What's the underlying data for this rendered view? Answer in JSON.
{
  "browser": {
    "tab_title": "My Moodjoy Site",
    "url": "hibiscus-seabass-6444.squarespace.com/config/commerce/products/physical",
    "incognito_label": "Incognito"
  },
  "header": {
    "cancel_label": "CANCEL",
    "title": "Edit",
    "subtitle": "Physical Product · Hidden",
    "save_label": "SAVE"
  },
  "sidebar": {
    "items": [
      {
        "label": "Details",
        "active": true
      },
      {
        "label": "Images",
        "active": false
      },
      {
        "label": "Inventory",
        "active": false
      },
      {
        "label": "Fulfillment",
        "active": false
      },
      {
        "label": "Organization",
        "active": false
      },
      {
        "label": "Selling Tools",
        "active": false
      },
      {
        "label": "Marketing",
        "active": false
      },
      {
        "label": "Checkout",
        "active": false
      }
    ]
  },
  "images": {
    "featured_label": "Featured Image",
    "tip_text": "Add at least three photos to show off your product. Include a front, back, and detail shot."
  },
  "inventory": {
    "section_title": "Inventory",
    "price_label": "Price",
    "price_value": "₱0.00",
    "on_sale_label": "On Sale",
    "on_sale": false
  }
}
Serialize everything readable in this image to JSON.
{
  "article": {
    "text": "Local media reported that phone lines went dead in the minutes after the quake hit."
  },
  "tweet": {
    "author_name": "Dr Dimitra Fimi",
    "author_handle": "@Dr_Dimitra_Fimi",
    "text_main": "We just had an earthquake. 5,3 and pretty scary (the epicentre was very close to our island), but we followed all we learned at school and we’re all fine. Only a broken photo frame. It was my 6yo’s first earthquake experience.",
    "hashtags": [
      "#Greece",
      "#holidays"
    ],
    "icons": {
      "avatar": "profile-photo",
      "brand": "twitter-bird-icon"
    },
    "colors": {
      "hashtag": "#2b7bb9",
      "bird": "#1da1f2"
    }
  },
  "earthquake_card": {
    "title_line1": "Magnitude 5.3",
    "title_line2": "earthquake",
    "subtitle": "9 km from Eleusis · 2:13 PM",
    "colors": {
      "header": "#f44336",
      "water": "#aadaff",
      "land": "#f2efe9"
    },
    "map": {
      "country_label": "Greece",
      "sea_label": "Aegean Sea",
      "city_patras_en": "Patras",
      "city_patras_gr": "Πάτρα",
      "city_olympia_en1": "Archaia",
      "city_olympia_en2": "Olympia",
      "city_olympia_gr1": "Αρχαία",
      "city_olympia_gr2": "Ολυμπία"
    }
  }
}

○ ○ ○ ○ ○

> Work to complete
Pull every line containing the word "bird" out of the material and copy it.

> Result for this exercise
      "brand": "twitter-bird-icon"
      "bird": "#1da1f2"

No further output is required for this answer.